WHAT YOU ARE ASKED TO DO | Word for word, restate the records that come after this.

GIVEN INFORMATION |
════════

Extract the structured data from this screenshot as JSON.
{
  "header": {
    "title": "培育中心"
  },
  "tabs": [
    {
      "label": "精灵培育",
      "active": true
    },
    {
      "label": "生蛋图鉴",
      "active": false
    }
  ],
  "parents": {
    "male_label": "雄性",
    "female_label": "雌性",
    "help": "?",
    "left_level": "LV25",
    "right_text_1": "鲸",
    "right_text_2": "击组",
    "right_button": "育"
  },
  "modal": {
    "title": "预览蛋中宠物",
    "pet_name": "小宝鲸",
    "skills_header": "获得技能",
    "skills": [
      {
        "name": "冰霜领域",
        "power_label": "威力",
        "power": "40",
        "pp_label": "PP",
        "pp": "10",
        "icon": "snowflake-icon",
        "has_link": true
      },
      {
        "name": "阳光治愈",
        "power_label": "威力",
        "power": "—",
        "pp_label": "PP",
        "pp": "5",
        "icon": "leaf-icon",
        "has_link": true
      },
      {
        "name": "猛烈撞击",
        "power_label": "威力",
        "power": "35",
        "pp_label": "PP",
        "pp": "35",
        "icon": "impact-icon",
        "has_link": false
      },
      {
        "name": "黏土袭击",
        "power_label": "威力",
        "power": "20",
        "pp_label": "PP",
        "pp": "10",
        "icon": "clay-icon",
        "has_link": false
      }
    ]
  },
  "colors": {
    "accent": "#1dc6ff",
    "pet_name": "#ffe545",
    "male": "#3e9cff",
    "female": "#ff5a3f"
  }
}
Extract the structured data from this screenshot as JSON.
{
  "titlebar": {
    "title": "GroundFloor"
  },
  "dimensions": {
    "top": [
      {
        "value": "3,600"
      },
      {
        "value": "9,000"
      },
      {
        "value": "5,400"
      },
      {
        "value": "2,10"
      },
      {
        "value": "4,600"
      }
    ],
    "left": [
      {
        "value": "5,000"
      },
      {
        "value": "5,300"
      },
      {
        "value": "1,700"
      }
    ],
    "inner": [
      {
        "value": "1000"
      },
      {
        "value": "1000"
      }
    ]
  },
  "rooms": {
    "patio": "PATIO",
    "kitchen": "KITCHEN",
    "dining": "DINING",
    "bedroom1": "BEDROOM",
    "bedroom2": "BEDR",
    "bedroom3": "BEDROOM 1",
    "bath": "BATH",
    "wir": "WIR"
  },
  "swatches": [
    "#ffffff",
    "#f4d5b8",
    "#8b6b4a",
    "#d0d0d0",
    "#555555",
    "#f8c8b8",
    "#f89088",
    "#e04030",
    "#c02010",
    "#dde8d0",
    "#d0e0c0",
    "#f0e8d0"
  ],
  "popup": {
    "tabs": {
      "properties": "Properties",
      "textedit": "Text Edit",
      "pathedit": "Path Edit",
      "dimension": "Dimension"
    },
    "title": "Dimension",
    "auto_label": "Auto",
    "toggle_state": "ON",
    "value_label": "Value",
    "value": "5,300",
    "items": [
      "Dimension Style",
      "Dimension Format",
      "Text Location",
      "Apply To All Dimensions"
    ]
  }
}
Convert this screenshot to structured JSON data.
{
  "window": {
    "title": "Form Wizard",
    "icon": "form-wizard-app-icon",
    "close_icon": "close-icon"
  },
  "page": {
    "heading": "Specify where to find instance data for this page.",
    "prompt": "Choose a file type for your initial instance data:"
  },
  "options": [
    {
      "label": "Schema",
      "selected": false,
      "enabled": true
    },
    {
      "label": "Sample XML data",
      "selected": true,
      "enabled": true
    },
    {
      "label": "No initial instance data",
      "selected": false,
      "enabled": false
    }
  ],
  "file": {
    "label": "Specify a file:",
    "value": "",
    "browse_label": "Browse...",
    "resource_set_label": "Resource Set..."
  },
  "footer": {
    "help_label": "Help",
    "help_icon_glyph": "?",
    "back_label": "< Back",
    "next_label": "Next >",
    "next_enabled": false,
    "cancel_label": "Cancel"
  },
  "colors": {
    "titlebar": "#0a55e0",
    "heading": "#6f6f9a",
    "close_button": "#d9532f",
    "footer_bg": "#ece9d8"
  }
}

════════

EXERCISE ANSWER |
Extract the structured data from this screenshot as JSON.
{
  "header": {
    "title": "培育中心"
  },
  "tabs": [
    {
      "label": "精灵培育",
      "active": true
    },
    {
      "label": "生蛋图鉴",
      "active": false
    }
  ],
  "parents": {
    "male_label": "雄性",
    "female_label": "雌性",
    "help": "?",
    "left_level": "LV25",
    "right_text_1": "鲸",
    "right_text_2": "击组",
    "right_button": "育"
  },
  "modal": {
    "title": "预览蛋中宠物",
    "pet_name": "小宝鲸",
    "skills_header": "获得技能",
    "skills": [
      {
        "name": "冰霜领域",
        "power_label": "威力",
        "power": "40",
        "pp_label": "PP",
        "pp": "10",
        "icon": "snowflake-icon",
        "has_link": true
      },
      {
        "name": "阳光治愈",
        "power_label": "威力",
        "power": "—",
        "pp_label": "PP",
        "pp": "5",
        "icon": "leaf-icon",
        "has_link": true
      },
      {
        "name": "猛烈撞击",
        "power_label": "威力",
        "power": "35",
        "pp_label": "PP",
        "pp": "35",
        "icon": "impact-icon",
        "has_link": false
      },
      {
        "name": "黏土袭击",
        "power_label": "威力",
        "power": "20",
        "pp_label": "PP",
        "pp": "10",
        "icon": "clay-icon",
        "has_link": false
      }
    ]
  },
  "colors": {
    "accent": "#1dc6ff",
    "pet_name": "#ffe545",
    "male": "#3e9cff",
    "female": "#ff5a3f"
  }
}
Extract the structured data from this screenshot as JSON.
{
  "titlebar": {
    "title": "GroundFloor"
  },
  "dimensions": {
    "top": [
      {
        "value": "3,600"
      },
      {
        "value": "9,000"
      },
      {
        "value": "5,400"
      },
      {
        "value": "2,10"
      },
      {
        "value": "4,600"
      }
    ],
    "left": [
      {
        "value": "5,000"
      },
      {
        "value": "5,300"
      },
      {
        "value": "1,700"
      }
    ],
    "inner": [
      {
        "value": "1000"
      },
      {
        "value": "1000"
      }
    ]
  },
  "rooms": {
    "patio": "PATIO",
    "kitchen": "KITCHEN",
    "dining": "DINING",
    "bedroom1": "BEDROOM",
    "bedroom2": "BEDR",
    "bedroom3": "BEDROOM 1",
    "bath": "BATH",
    "wir": "WIR"
  },
  "swatches": [
    "#ffffff",
    "#f4d5b8",
    "#8b6b4a",
    "#d0d0d0",
    "#555555",
    "#f8c8b8",
    "#f89088",
    "#e04030",
    "#c02010",
    "#dde8d0",
    "#d0e0c0",
    "#f0e8d0"
  ],
  "popup": {
    "tabs": {
      "properties": "Properties",
      "textedit": "Text Edit",
      "pathedit": "Path Edit",
      "dimension": "Dimension"
    },
    "title": "Dimension",
    "auto_label": "Auto",
    "toggle_state": "ON",
    "value_label": "Value",
    "value": "5,300",
    "items": [
      "Dimension Style",
      "Dimension Format",
      "Text Location",
      "Apply To All Dimensions"
    ]
  }
}
Convert this screenshot to structured JSON data.
{
  "window": {
    "title": "Form Wizard",
    "icon": "form-wizard-app-icon",
    "close_icon": "close-icon"
  },
  "page": {
    "heading": "Specify where to find instance data for this page.",
    "prompt": "Choose a file type for your initial instance data:"
  },
  "options": [
    {
      "label": "Schema",
      "selected": false,
      "enabled": true
    },
    {
      "label": "Sample XML data",
      "selected": true,
      "enabled": true
    },
    {
      "label": "No initial instance data",
      "selected": false,
      "enabled": false
    }
  ],
  "file": {
    "label": "Specify a file:",
    "value": "",
    "browse_label": "Browse...",
    "resource_set_label": "Resource Set..."
  },
  "footer": {
    "help_label": "Help",
    "help_icon_glyph": "?",
    "back_label": "< Back",
    "next_label": "Next >",
    "next_enabled": false,
    "cancel_label": "Cancel"
  },
  "colors": {
    "titlebar": "#0a55e0",
    "heading": "#6f6f9a",
    "close_button": "#d9532f",
    "footer_bg": "#ece9d8"
  }
}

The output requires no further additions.